This is good news...
Teach Me How to Think About Internet Marketing
It’s overwhelming. It’s overloaded. Sometimes it’s just flat out too much! It’s the information age and we have answers, tips, advice and thinly veiled marketing pitches for the latest “this-that-and-the-other” coming at us from every direction. And sometimes we love it. Because (if the marketing department did their job right) we hope that this miracle product will make our business as profitable as we dreamed.
But when it comes to online marketing (and information in general), we just need the truth about what works and what doesn’t. And the truth is there is no miracle product for our business – meaning that while there are great things on the market, nothing eliminates the strategy work that the small business owner is responsible for.
So how do we get a handle on online marketing? I suggest we start at the heart of the matter and work our way out. In fact, Mike Blumenthal, “Professor Maps” and the man behind understanding Google Maps and local search, has created an infographic that helps us do just that.
Mike believes in building your core marketing first. He teaches small business owners, via GetListed Local University, to focus first on the marketing elements that you can control and then build from there. In other words, your marketing core begins with things like your business name, your phone number, your website and your blog. Build a strong foundation there and then move on to the social networks with a plan. His infographic helps you to see this concept.
I recently interviewed Mike and learned a few more things about him and this neat little tool. He feels that once we get the “big picture” of what our online marketing is for and should look like, it’s easier than we think. Mike is “a big believer that not only do small businesses need to understand the context of their marketing
Training for Online Marketing
“Reason and information are the currency of life,” Mike says. If he’s right, then we’d better start spending that money wisely. According to him, “each marketing effort should leverage what went on before.” I agree. And to help us (learn how to) leverage, we need a simple and systematic way to understand the overall strategy. Here are three tools from Mike’s world to help with this:
GetListed is a simple website that tests your business listing in the search engines. Why? Because it’s relevant to small businesses. These days, when we get ready to go somewhere, we pull out our smartphones and Google it. Or we map it out on our laptops and print it out before we leave the house. Or we let the GPS guide the way. The point is, we are using the Internet to find local businesses, and so are our customers.
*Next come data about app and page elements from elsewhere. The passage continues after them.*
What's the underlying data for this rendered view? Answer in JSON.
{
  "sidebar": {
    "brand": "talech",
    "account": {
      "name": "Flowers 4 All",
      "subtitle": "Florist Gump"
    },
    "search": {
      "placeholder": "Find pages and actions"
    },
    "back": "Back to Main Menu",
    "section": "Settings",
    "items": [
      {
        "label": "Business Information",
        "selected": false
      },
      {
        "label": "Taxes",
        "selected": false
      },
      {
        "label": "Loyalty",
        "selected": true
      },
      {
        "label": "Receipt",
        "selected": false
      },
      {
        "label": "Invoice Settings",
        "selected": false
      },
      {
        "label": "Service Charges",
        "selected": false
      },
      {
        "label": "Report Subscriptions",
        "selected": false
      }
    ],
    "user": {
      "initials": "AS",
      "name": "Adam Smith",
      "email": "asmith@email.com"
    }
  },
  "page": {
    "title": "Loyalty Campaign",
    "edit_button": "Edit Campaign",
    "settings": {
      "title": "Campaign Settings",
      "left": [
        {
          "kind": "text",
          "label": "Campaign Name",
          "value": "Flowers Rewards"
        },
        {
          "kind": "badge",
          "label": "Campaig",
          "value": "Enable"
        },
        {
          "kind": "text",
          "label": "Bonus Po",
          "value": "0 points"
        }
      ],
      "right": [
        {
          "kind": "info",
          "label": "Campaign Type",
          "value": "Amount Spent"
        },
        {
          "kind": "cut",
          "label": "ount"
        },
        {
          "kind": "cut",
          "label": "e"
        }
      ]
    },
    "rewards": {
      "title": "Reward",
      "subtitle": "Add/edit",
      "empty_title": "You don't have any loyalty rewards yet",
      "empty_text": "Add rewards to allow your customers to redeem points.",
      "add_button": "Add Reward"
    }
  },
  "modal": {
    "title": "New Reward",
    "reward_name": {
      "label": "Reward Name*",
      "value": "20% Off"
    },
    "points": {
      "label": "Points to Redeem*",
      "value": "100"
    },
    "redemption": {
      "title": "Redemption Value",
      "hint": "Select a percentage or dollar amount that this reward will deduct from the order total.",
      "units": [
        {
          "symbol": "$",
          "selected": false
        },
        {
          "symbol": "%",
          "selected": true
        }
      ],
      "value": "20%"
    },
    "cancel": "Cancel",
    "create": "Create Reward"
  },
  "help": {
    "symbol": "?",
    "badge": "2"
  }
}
GetListed helps you figure out where your business stands and gives you advice on how to improve it.
GetListed Local University is live and in person training that focuses on smaller cities like Birmingham, Alabama and Spokane, Washington. It’s a half-day event that’s designed to give small business owners “up-to-the minute, pitch-free education about online marketing.” As an avid educator at the GetListed Local Universities, Mike believes that “Social engagement is important, but if potential clients can’t find a business at the moment they are ready to buy, then the business will be in trouble.” In other words, establish your website and get listed in the directories first. Social media (Facebook, Twitter, etc) come second.
Mike’s Infographic: Web Equity – Owning Your Local Web Presence is a single visual. Mike designed it to show “the marketing opportunities that are available to small businesses.”
I like this tool. It takes some thinking to digest it. But with his concise explanations and a little focus, the concept behind an effective online marketing strategy becomes clear. And for me, that’s a breath of fresh air.but they need to invest in their marketing in such a way that they are not giving away future equity without knowing it.”
What you don’t know about online marketing, about getting listed in directories, about the demise of the printed Yellow Pages, and the rise of online local searches (for everything from the closest restaurant to the nearest dry cleaner) can hurt you.